jSKETCH - Part 2

date:Feb 25, 2009 @ 13:42

jSKETCH is a proof of concept that explores how well, or otherwise, it is possible to have a lightweight client application that can be used for creating 3D models.

Part 1 discussed the necessary development components for creating the client-side application. This section will describe the necessary server-side support that provides the modelling generation capabilities.

The basic principle being followed is that the client generates a 2D sketch. This is converted into a series of modelling instructions which are sent to the server. The server, currently running an Apache server, processes the instructions and generates a 3D model. The model is translated into a series of facets which are returned to the client for display.

Here is the simple expression used to extrude a rectangle into a box:


The client invokes a Perl cgi script on the server to process the modelling instructions using SolidWorks. The model is generated and a graphical representation is produced and returned to the client for display.

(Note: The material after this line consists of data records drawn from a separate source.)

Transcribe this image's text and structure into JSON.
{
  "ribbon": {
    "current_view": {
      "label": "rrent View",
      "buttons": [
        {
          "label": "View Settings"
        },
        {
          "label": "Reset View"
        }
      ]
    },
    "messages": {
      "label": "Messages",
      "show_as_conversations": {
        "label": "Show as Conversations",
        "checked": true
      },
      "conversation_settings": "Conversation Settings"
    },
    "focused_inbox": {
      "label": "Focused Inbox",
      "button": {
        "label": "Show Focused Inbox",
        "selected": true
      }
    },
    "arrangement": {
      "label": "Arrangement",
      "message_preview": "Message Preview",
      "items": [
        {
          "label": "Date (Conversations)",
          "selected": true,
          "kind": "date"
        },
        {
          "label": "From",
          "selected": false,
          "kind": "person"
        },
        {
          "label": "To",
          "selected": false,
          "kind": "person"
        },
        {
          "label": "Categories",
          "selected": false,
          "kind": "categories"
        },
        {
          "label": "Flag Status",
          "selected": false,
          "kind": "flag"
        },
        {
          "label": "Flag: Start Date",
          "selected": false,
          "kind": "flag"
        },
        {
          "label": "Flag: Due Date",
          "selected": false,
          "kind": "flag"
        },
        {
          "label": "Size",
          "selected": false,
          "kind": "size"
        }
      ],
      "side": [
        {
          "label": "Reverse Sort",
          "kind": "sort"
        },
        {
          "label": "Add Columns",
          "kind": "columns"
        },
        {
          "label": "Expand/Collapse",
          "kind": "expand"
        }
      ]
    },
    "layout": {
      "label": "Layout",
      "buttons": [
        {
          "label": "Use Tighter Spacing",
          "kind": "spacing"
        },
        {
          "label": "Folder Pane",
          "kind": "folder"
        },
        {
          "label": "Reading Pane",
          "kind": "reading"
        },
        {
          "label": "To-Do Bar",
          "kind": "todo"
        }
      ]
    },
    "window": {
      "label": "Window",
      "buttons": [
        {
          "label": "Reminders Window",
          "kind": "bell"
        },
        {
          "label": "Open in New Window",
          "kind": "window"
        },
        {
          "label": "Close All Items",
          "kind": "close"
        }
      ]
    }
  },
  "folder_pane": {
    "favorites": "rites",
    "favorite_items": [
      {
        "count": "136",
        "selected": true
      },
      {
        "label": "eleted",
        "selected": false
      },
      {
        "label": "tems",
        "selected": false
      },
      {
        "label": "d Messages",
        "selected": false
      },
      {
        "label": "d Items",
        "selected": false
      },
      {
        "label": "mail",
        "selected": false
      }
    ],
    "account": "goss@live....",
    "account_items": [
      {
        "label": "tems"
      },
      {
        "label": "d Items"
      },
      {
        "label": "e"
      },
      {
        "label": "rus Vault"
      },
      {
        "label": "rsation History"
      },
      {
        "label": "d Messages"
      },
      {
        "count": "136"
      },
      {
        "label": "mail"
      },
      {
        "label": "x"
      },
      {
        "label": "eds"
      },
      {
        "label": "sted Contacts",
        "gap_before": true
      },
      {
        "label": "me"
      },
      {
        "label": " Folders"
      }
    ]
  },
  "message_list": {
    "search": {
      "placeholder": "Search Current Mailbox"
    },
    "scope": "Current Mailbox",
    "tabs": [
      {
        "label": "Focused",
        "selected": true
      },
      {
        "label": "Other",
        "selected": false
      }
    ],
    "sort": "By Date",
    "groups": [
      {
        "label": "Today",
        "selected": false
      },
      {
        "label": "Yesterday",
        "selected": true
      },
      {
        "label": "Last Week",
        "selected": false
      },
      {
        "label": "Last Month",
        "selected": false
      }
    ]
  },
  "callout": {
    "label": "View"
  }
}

This type of communication is sufficient for prototyping purposes and can be represented in an even more compact form using binary encoding if necessary. Using SolidWorks as the modelling engine is also sufficient for prototyping purposes, but there is currently no mechanism in place to avoid access conflicts.

It will work on Windows platforms (both XP and Vista), the Ubuntu based Mini9 and Mac OSX.

Launch it from the web address



and select the launch button.

This will install any missing components that are required to run the client application on your machine. On Windows machines it may require that you install the Java runtime components which is automated.

Starting the app from this web-page, using web-start, will ensure it’s always up-to-date. If I change it, the system will automatically download and run the current version.

Pretty basic functionality is provided at the moment (i.e. a little fragile), although it will allow you to create multi-body parts, extrusions or revolves, and I may add some more functionality later.

When creating a revolve you need to create a construction line in the sketch to define the axis of revolution.


Viewing control active when in the 3D View pane are

  • LMB to Rotate,
  • MMB to zoom and
  • RMB to pan.


On Mac OSX, use the link


and select to open with webstart.